"Standing armies consist of professional soldiers who owe their livelihood and income to the government. Unlike civilians who render periodic service in local militia, professional soldiers do not own property and therefore do not have any source of income other than the government’s military paymaster. Thus, they are more likely to serve the government’s interests, regardless of whether its leaders are dishonest and corrupt or not. In fact, standing armies may even promote rapacious foreign or domestic policies if such policies enrich the army. In contrast, arms bearing, property owning citizen militiamen have a stake in the health of the republic as a whole and can be trusted to act in the republic’s best interests, whether those interests call for action in support of or against the political leadership of the nation." ~ Anthony Dennis
The Case for Preemptive Attack

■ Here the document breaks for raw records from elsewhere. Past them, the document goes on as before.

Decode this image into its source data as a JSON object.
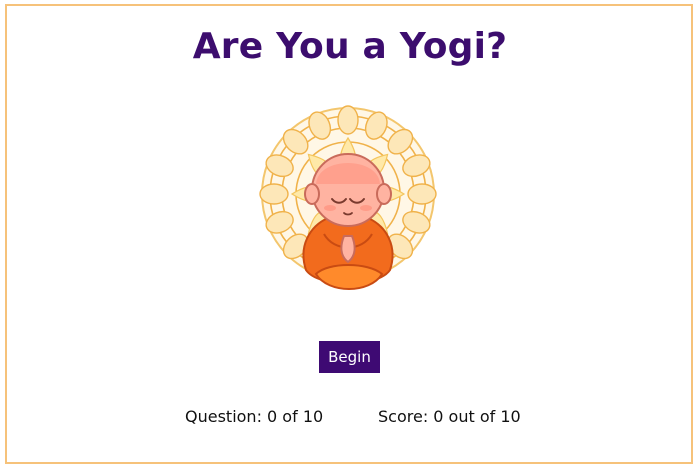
{
  "title": "Are You a Yogi?",
  "begin_label": "Begin",
  "question_text": "Question: 0 of 10",
  "score_text": "Score: 0 out of 10",
  "illustration_icon": "meditating-monk-mandala-icon",
  "colors": {
    "title": "#3c0d6e",
    "button": "#3e0a73",
    "frame_border": "#f6c27a"
  }
}
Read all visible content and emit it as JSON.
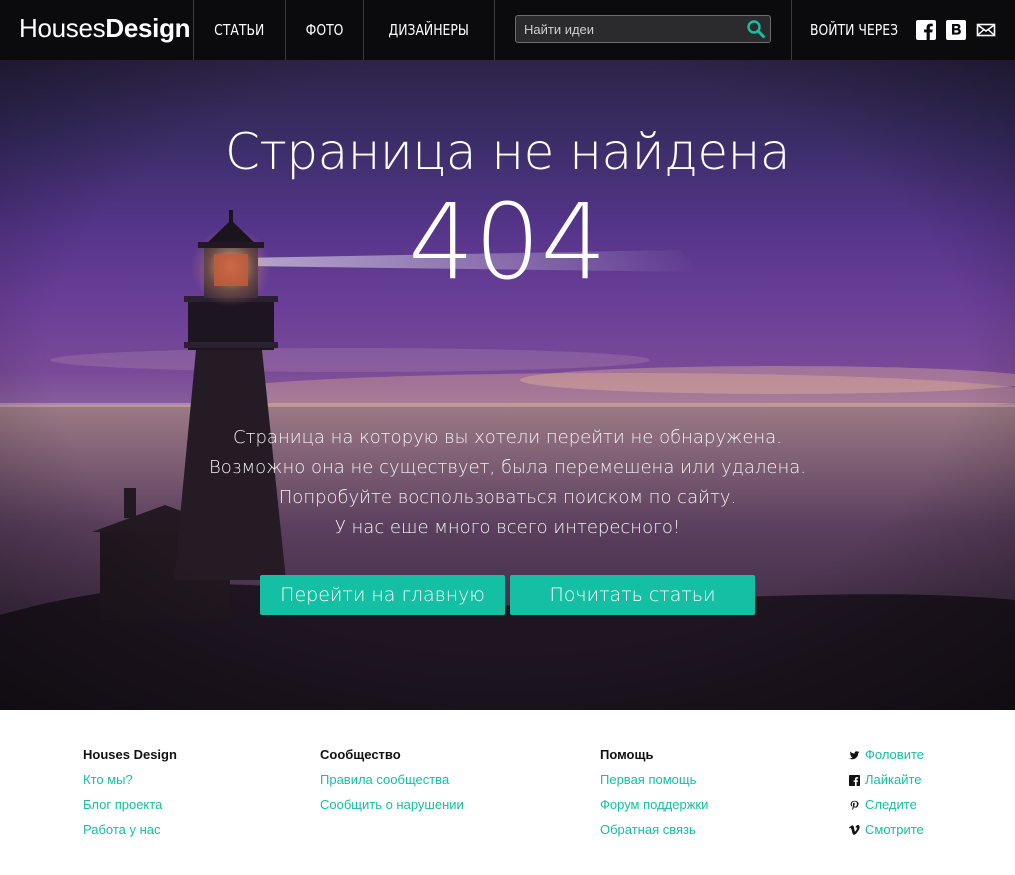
{
  "header": {
    "logo_light": "Houses",
    "logo_bold": "Design",
    "nav": [
      "СТАТЬИ",
      "ФОТО",
      "ДИЗАЙНЕРЫ"
    ],
    "search_placeholder": "Найти идеи",
    "login_label": "ВОЙТИ ЧЕРЕЗ",
    "social_icons": [
      "facebook-icon",
      "vk-icon",
      "mail-icon"
    ]
  },
  "hero": {
    "title": "Страница не найдена",
    "code": "404",
    "message": [
      "Страница на которую вы хотели перейти не обнаружена.",
      "Возможно она не существует, была перемешена или удалена.",
      "Попробуйте воспользоваться поиском по сайту.",
      "У нас еше много всего интересного!"
    ],
    "buttons": [
      "Перейти на главную",
      "Почитать статьи"
    ]
  },
  "footer": {
    "columns": [
      {
        "heading": "Houses Design",
        "links": [
          "Кто мы?",
          "Блог проекта",
          "Работа у нас"
        ]
      },
      {
        "heading": "Сообщество",
        "links": [
          "Правила сообщества",
          "Сообщить о нарушении"
        ]
      },
      {
        "heading": "Помощь",
        "links": [
          "Первая помощь",
          "Форум поддержки",
          "Обратная связь"
        ]
      }
    ],
    "social_links": [
      {
        "icon": "twitter-icon",
        "label": "Фоловите"
      },
      {
        "icon": "facebook-icon",
        "label": "Лайкайте"
      },
      {
        "icon": "pinterest-icon",
        "label": "Следите"
      },
      {
        "icon": "vimeo-icon",
        "label": "Смотрите"
      }
    ]
  },
  "colors": {
    "accent": "#14bfa3",
    "header_bg": "#0b0b0d"
  }
}
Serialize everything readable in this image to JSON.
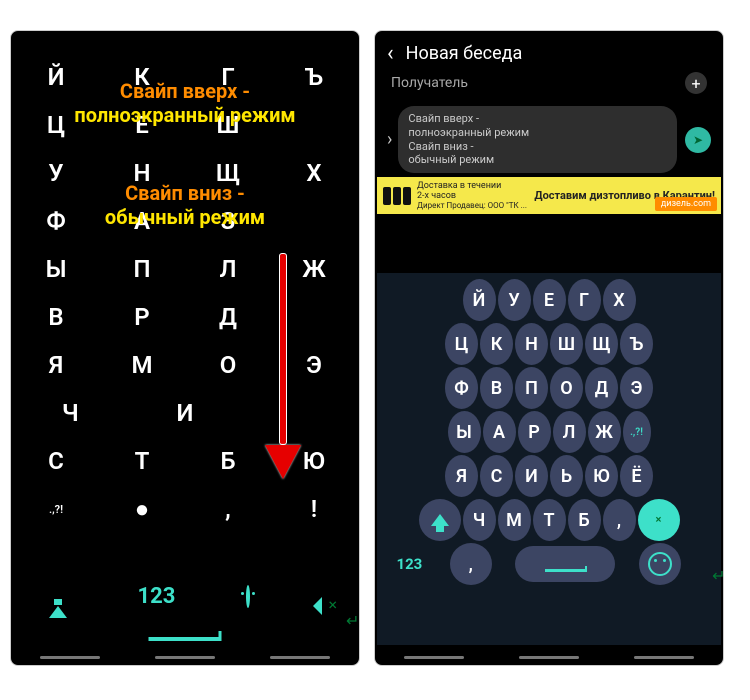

For more than a year, the Bush administration has been trying to justify a preemptive war against Iraq. They've said that Iraq has Weapons of Mass Destruction, but so do many others countries, so by itself this is not a cause for war. If Iraq is a threat to Israel , as we're told, let Israel defend itself. There's no justification for a US attack here. We're told that Iraq might arm terrorists, but so might Pakistan, Israel, or France; and neither common sense nor evidence suggests that Saddam has any intention of doing so. Again, no justification for war. If Saddam is a brutal dictator, as they say, why aren't we about to attack Zimbabwe, for example, to bring freedom and democracy to that country. Until now, the argument for a preemptive strike has been an empty one.
'There's a well-accepted definition for preemptive war in international law,' Joseph Cirincione, Director of the Non-Proliferation Project of the Carnegie Endowment, told me on the telephone last week. 'Preemptive war is justified by an imminent threat of attack, a clear and present danger that the country in question is about to attack you. In such a case a preemptive attack is recognized as justifiable.'
Alan goes on to provide an example of a justified preemptive attack. 'During the 1967 Six Day War, Israel attacked first, but Egyptian and Syrian troops were massing on the border and airplanes were being mobilized.'
In the past few weeks, the conditions which justify a preemptive strike are again being met. After more than a year of verbal saber-rattling, the US attack force is massed on Iraq's border. Advance teams are right now operating inside Iraq, preparing for invasion, and our warplanes strike Iraqi targets daily. All the world knows that the American government has lied about its reasons for wanting this war from the start, and squelched any attempt to derail it.
The conditions for a justified preemptive attack have been met. Iraq would now be morally and legally justified in staging a massive chemical or biological attack on the surrounding US troops, and the world knows it, just as they know that what prevents such an attack is the consequent total nuclear annihilation of Iraq by the US government.
Look how far we've sunk. See what our government does in our name. Shame on America.